#### To do:
The entries below are to be repeated verbatim, in full.
[[ Supplied material open ]]
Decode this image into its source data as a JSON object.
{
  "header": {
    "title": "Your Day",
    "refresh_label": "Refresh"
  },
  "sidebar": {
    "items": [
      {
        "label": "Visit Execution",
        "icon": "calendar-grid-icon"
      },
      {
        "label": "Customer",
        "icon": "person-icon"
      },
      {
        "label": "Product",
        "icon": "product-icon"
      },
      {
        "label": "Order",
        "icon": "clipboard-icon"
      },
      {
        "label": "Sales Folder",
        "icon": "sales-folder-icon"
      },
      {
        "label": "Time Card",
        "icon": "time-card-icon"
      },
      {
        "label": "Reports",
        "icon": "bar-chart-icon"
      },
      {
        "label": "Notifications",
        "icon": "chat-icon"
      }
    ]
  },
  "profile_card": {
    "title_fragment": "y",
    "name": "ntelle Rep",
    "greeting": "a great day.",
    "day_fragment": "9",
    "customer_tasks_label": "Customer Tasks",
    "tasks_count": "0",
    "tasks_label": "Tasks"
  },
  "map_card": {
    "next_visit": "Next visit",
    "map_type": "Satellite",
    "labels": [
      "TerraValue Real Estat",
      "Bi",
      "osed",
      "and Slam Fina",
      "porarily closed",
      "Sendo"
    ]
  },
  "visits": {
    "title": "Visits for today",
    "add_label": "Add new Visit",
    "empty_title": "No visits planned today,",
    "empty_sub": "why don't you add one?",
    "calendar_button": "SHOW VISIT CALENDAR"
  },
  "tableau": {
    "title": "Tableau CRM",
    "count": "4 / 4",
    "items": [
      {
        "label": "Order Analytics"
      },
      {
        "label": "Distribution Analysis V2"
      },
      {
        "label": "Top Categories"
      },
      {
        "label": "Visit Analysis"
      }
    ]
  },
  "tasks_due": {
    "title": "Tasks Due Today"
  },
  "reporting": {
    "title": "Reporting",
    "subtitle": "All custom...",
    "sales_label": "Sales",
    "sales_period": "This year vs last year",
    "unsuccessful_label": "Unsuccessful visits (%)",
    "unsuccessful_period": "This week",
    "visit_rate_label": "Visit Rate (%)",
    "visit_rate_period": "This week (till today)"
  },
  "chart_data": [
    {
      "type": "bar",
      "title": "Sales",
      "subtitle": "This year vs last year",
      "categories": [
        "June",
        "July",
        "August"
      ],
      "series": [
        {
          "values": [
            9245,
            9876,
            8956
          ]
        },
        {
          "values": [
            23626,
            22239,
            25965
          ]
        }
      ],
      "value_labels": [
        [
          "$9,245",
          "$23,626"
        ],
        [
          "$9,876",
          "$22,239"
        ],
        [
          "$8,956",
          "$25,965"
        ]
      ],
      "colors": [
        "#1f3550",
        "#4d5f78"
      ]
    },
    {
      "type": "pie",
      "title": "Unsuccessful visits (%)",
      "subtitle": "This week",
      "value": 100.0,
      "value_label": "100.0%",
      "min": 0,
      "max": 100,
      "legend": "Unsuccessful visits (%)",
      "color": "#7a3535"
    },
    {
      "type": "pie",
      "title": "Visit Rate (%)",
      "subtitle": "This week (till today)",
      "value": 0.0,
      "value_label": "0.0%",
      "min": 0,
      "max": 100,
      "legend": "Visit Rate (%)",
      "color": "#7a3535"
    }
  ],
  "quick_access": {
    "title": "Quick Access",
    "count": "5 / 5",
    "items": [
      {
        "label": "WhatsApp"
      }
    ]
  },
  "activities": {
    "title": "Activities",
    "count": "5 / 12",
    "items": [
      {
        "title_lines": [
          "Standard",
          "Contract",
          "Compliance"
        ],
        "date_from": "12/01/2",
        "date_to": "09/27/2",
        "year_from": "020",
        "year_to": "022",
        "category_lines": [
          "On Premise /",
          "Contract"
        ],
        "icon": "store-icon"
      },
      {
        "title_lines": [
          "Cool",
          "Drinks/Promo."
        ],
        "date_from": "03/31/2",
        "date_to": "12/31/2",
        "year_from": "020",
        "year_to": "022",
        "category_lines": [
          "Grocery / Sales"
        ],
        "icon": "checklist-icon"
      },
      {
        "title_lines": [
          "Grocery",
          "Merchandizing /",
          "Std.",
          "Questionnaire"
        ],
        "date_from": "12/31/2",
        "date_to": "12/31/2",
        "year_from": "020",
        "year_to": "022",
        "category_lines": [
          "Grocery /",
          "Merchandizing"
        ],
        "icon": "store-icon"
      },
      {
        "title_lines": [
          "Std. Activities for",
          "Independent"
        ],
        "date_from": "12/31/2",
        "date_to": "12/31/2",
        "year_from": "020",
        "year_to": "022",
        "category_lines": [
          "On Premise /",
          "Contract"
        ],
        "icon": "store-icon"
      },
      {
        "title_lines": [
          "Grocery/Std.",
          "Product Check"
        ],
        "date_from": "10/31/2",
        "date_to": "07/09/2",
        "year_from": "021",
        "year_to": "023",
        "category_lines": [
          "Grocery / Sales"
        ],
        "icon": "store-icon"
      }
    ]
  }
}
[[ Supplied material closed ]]
#### Reply to the exercise:
Decode this image into its source data as a JSON object.
{
  "header": {
    "title": "Your Day",
    "refresh_label": "Refresh"
  },
  "sidebar": {
    "items": [
      {
        "label": "Visit Execution",
        "icon": "calendar-grid-icon"
      },
      {
        "label": "Customer",
        "icon": "person-icon"
      },
      {
        "label": "Product",
        "icon": "product-icon"
      },
      {
        "label": "Order",
        "icon": "clipboard-icon"
      },
      {
        "label": "Sales Folder",
        "icon": "sales-folder-icon"
      },
      {
        "label": "Time Card",
        "icon": "time-card-icon"
      },
      {
        "label": "Reports",
        "icon": "bar-chart-icon"
      },
      {
        "label": "Notifications",
        "icon": "chat-icon"
      }
    ]
  },
  "profile_card": {
    "title_fragment": "y",
    "name": "ntelle Rep",
    "greeting": "a great day.",
    "day_fragment": "9",
    "customer_tasks_label": "Customer Tasks",
    "tasks_count": "0",
    "tasks_label": "Tasks"
  },
  "map_card": {
    "next_visit": "Next visit",
    "map_type": "Satellite",
    "labels": [
      "TerraValue Real Estat",
      "Bi",
      "osed",
      "and Slam Fina",
      "porarily closed",
      "Sendo"
    ]
  },
  "visits": {
    "title": "Visits for today",
    "add_label": "Add new Visit",
    "empty_title": "No visits planned today,",
    "empty_sub": "why don't you add one?",
    "calendar_button": "SHOW VISIT CALENDAR"
  },
  "tableau": {
    "title": "Tableau CRM",
    "count": "4 / 4",
    "items": [
      {
        "label": "Order Analytics"
      },
      {
        "label": "Distribution Analysis V2"
      },
      {
        "label": "Top Categories"
      },
      {
        "label": "Visit Analysis"
      }
    ]
  },
  "tasks_due": {
    "title": "Tasks Due Today"
  },
  "reporting": {
    "title": "Reporting",
    "subtitle": "All custom...",
    "sales_label": "Sales",
    "sales_period": "This year vs last year",
    "unsuccessful_label": "Unsuccessful visits (%)",
    "unsuccessful_period": "This week",
    "visit_rate_label": "Visit Rate (%)",
    "visit_rate_period": "This week (till today)"
  },
  "chart_data": [
    {
      "type": "bar",
      "title": "Sales",
      "subtitle": "This year vs last year",
      "categories": [
        "June",
        "July",
        "August"
      ],
      "series": [
        {
          "values": [
            9245,
            9876,
            8956
          ]
        },
        {
          "values": [
            23626,
            22239,
            25965
          ]
        }
      ],
      "value_labels": [
        [
          "$9,245",
          "$23,626"
        ],
        [
          "$9,876",
          "$22,239"
        ],
        [
          "$8,956",
          "$25,965"
        ]
      ],
      "colors": [
        "#1f3550",
        "#4d5f78"
      ]
    },
    {
      "type": "pie",
      "title": "Unsuccessful visits (%)",
      "subtitle": "This week",
      "value": 100.0,
      "value_label": "100.0%",
      "min": 0,
      "max": 100,
      "legend": "Unsuccessful visits (%)",
      "color": "#7a3535"
    },
    {
      "type": "pie",
      "title": "Visit Rate (%)",
      "subtitle": "This week (till today)",
      "value": 0.0,
      "value_label": "0.0%",
      "min": 0,
      "max": 100,
      "legend": "Visit Rate (%)",
      "color": "#7a3535"
    }
  ],
  "quick_access": {
    "title": "Quick Access",
    "count": "5 / 5",
    "items": [
      {
        "label": "WhatsApp"
      }
    ]
  },
  "activities": {
    "title": "Activities",
    "count": "5 / 12",
    "items": [
      {
        "title_lines": [
          "Standard",
          "Contract",
          "Compliance"
        ],
        "date_from": "12/01/2",
        "date_to": "09/27/2",
        "year_from": "020",
        "year_to": "022",
        "category_lines": [
          "On Premise /",
          "Contract"
        ],
        "icon": "store-icon"
      },
      {
        "title_lines": [
          "Cool",
          "Drinks/Promo."
        ],
        "date_from": "03/31/2",
        "date_to": "12/31/2",
        "year_from": "020",
        "year_to": "022",
        "category_lines": [
          "Grocery / Sales"
        ],
        "icon": "checklist-icon"
      },
      {
        "title_lines": [
          "Grocery",
          "Merchandizing /",
          "Std.",
          "Questionnaire"
        ],
        "date_from": "12/31/2",
        "date_to": "12/31/2",
        "year_from": "020",
        "year_to": "022",
        "category_lines": [
          "Grocery /",
          "Merchandizing"
        ],
        "icon": "store-icon"
      },
      {
        "title_lines": [
          "Std. Activities for",
          "Independent"
        ],
        "date_from": "12/31/2",
        "date_to": "12/31/2",
        "year_from": "020",
        "year_to": "022",
        "category_lines": [
          "On Premise /",
          "Contract"
        ],
        "icon": "store-icon"
      },
      {
        "title_lines": [
          "Grocery/Std.",
          "Product Check"
        ],
        "date_from": "10/31/2",
        "date_to": "07/09/2",
        "year_from": "021",
        "year_to": "023",
        "category_lines": [
          "Grocery / Sales"
        ],
        "icon": "store-icon"
      }
    ]
  }
}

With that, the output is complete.